‘Safer communities … together’? Plural policing and COVID-19 public health interventions in Aotearoa New Zealand

Antje Deckert, Nicholas J. Long, Pounamu Jade Aikman, Nayantara Sheoran Appleton, Sharyn Graham Davies, Susanna Trnka, Edmond Fehoko, Eleanor Holroyd, Naseem Jivraj, Megan Laws, Martin-Anatias Nelly Martin-Anatias, Reegan Pukepuke, Michael Roguski, Nikita Simpson, Rogena Sterling, Laumua Tunufa’i

Research output: Contribution to journalArticlepeer-review

13 Citations (Scopus)


International media have praised Aotearoa New Zealand for its response to the coronavirus pandemic. While New Zealand Police played a fundamental role in enforcing pandemic control measures, the policing landscape remained plural. This article employs Loader [2000. Plural policing and democratic governance. Social and legal studies, 9 (3), 323–345] model of plural policing to understand responses to public health emergencies. It identifies two forms of policing which were evident in Aotearoa during the COVID-19 lockdown that should be added to Loader’s model. First, we argue that contexts with colonial history require that the model not only includes by-government and below-government policing but also next-to-government policing by Indigenous peoples–such as the ‘community checkpoints’ run by Māori. Second, and further developing Loader’s model, we argue that the category of below-government policing be expanded to include ‘peer-to-peer policing’ in which government responsibilizes members of the public to subject each other to large-scale surveillance and social control. Since plural forms of policing affect each other’s functionality and legitimacy, we argue that what happens at the synapses between policing nodes has profound implications for the process of community building. Because community building is essential to fighting pandemics, we conclude that the policing of pandemic intervention measures may require an expanded understanding and practice of plural policing to support an optimal public health strategy.
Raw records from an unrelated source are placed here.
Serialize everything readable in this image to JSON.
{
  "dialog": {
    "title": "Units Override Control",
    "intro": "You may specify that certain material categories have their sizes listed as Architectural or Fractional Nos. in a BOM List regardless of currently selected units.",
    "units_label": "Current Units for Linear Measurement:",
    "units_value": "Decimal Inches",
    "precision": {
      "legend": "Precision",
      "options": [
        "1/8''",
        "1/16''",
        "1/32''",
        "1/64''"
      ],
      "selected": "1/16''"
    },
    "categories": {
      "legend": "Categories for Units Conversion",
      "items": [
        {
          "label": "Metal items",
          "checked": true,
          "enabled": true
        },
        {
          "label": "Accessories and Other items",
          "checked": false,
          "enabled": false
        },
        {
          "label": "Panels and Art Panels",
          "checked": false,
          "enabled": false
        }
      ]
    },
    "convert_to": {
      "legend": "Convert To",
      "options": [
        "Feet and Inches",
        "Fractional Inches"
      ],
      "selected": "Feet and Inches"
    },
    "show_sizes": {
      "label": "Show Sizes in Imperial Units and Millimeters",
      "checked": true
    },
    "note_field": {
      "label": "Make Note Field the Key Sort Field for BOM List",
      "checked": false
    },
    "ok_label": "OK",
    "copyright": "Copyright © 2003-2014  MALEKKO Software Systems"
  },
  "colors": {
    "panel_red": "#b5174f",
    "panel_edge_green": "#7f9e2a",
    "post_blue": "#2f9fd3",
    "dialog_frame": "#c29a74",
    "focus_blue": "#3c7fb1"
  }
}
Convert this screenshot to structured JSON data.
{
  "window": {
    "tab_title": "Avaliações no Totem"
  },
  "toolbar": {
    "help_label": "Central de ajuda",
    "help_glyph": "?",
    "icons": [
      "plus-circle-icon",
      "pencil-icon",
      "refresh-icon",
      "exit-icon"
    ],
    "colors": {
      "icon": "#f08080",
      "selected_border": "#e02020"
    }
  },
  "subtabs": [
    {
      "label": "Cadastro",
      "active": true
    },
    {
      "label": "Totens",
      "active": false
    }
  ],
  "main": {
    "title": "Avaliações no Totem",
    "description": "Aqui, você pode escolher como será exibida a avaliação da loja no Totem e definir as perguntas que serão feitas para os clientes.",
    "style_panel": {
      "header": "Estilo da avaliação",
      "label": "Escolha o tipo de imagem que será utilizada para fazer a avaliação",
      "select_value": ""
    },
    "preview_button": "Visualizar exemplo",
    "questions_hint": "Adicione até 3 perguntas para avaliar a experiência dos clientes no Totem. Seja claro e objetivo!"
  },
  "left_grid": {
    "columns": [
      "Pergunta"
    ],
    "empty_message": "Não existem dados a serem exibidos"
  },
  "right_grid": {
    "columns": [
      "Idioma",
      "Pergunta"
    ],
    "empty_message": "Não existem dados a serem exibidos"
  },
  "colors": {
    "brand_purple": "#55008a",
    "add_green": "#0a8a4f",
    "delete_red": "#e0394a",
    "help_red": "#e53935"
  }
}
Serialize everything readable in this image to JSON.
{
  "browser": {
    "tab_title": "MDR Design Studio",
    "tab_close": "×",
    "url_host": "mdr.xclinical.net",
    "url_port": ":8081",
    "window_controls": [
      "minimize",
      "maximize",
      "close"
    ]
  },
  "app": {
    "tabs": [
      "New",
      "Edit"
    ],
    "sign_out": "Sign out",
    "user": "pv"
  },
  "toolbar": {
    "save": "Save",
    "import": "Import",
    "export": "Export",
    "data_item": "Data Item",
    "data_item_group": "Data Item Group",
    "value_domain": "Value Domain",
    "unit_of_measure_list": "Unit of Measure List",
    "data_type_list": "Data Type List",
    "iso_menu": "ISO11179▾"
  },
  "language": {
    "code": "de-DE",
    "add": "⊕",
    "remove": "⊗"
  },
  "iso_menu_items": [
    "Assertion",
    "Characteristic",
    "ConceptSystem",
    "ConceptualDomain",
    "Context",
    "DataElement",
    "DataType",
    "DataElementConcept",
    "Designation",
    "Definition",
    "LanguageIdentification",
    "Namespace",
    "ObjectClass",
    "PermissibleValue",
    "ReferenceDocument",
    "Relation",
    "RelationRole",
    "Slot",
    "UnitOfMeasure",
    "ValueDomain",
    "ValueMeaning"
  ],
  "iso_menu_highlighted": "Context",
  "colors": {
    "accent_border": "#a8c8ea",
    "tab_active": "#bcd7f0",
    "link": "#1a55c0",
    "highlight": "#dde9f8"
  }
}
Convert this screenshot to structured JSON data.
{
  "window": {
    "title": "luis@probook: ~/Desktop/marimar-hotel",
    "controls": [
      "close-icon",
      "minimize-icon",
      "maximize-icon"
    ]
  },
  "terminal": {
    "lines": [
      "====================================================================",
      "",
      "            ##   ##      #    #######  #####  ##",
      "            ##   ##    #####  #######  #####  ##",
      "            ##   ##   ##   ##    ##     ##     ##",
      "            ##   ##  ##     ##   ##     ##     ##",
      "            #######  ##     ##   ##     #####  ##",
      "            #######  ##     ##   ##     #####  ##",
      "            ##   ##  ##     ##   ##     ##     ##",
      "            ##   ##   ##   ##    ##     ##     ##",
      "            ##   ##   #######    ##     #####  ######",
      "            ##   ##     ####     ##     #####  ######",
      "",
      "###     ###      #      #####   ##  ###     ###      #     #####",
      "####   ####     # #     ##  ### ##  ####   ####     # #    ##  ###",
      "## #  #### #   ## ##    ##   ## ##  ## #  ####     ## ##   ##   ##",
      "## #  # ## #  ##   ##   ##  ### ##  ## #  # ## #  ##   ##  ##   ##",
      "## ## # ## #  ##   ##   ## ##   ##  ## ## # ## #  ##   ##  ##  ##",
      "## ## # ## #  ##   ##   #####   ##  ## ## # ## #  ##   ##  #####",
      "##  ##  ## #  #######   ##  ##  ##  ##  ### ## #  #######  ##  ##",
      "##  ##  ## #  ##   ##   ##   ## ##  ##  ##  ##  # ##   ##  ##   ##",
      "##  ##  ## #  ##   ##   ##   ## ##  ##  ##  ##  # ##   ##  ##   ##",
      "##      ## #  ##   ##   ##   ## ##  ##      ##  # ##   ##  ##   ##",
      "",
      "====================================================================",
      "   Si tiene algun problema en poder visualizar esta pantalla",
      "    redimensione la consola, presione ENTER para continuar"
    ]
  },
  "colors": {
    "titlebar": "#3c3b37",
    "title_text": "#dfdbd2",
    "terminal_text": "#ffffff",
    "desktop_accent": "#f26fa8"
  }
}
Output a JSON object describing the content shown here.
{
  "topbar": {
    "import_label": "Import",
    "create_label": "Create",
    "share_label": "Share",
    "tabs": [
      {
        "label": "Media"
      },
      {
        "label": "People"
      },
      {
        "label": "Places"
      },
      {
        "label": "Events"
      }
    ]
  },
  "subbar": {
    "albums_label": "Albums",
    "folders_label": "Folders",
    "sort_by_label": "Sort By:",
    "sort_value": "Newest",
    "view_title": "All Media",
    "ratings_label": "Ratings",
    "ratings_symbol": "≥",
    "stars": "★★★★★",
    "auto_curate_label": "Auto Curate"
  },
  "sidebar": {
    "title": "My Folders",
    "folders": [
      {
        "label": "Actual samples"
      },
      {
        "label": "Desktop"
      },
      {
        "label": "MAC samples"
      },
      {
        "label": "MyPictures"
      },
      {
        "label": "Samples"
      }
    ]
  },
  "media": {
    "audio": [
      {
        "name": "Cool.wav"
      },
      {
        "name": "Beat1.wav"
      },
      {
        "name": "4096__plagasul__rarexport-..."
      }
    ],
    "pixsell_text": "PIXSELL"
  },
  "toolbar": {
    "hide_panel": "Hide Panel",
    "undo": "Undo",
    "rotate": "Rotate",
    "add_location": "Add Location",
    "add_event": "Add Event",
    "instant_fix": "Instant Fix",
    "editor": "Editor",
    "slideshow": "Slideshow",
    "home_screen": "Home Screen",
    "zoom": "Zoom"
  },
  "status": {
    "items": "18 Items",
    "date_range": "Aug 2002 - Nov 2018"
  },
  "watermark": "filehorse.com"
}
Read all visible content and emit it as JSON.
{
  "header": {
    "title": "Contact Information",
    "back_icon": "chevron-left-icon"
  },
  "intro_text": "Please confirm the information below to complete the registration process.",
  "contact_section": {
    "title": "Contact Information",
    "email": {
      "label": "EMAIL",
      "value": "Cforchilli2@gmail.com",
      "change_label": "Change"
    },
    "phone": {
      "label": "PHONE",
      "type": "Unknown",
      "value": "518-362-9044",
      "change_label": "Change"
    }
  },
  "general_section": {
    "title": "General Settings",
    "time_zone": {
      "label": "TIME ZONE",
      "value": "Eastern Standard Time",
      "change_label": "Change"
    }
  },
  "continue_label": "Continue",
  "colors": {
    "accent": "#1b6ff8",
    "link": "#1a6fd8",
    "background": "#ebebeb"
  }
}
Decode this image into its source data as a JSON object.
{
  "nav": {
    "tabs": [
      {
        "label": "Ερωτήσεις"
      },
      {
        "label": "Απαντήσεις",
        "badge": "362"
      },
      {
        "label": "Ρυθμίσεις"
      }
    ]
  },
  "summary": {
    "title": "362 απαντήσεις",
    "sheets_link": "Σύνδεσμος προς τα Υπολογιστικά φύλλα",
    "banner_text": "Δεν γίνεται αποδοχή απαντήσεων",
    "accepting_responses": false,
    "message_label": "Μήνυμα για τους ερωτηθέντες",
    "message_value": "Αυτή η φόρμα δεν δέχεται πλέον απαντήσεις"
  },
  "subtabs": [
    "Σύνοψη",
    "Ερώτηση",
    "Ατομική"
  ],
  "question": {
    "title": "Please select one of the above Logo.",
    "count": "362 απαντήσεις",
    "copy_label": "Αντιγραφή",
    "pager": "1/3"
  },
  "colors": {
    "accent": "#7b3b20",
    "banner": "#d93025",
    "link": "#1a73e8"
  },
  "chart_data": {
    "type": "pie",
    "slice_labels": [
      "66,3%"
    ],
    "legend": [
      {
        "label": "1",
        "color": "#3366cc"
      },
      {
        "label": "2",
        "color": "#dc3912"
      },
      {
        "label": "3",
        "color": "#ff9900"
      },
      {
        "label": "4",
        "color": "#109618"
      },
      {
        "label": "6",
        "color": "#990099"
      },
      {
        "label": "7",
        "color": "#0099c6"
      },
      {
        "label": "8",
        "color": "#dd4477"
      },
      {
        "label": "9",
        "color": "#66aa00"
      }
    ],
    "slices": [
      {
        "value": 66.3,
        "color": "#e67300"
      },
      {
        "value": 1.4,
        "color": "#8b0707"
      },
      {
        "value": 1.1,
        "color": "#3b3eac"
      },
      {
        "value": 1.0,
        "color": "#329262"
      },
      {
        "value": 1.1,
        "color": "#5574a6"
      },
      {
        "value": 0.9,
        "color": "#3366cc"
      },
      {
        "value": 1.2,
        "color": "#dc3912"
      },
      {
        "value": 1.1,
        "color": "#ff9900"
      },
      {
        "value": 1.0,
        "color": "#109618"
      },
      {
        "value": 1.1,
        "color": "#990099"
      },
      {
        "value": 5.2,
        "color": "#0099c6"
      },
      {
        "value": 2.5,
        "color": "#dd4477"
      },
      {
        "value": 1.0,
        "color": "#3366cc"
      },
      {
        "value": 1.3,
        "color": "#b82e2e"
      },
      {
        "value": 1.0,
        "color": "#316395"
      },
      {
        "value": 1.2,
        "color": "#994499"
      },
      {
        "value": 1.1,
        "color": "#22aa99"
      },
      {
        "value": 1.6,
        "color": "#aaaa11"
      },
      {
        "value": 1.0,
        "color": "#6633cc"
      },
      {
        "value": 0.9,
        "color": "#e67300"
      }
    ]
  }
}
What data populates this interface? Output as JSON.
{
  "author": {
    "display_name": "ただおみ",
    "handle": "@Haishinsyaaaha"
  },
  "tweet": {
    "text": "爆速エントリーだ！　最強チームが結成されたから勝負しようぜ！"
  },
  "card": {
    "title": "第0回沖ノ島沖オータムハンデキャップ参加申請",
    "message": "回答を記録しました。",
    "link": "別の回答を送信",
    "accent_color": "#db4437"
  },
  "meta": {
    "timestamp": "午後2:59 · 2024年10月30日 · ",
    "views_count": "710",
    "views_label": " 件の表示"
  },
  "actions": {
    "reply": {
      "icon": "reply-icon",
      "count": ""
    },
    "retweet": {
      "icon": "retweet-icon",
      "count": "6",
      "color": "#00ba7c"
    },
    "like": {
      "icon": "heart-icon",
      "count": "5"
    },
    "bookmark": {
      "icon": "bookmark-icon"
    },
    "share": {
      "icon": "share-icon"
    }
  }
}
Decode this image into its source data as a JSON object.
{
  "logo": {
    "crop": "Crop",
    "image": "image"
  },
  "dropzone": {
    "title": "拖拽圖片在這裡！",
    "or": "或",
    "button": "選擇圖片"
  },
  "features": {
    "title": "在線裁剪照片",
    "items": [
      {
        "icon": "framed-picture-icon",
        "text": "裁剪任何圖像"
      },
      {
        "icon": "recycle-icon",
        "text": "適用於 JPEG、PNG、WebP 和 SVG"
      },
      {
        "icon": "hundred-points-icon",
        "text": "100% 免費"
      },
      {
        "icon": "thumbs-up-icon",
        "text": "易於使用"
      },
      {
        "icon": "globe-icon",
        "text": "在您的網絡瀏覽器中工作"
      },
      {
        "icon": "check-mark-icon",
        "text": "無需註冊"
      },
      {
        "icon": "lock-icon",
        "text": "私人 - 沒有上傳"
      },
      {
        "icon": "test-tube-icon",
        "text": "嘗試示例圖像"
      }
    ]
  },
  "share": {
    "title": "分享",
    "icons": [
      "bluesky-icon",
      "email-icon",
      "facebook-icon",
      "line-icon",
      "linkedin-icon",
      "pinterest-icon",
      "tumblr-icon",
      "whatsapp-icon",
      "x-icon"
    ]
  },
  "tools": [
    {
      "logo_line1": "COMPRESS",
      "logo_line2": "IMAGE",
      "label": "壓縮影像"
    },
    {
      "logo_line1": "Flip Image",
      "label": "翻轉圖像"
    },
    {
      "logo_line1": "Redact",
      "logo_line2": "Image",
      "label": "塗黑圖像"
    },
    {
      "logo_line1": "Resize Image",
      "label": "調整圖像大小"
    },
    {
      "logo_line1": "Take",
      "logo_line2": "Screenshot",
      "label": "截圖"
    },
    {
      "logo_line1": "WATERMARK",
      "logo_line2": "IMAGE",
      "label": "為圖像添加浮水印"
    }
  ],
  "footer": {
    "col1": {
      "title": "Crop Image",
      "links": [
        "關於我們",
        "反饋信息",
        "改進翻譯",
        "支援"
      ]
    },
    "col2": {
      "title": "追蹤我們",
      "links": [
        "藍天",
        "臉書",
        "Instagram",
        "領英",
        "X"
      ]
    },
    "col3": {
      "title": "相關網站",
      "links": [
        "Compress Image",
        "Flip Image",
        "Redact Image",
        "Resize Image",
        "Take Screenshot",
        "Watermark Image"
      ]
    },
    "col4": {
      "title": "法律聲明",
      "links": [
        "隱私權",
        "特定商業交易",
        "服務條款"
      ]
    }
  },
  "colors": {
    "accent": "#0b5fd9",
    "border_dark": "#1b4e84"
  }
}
Original languageEnglish
Pages (from-to)621-637
Number of pages17
JournalPolicing and Society
Issue number5
Publication statusPublished - 2021
Externally publishedYes


  • COVID-19
  • Indigenous rights
  • next-to-government policing
  • plural policing


Dive into the research topics of '‘Safer communities … together’? Plural policing and COVID-19 public health interventions in Aotearoa New Zealand'. Together they form a unique fingerprint.

Cite this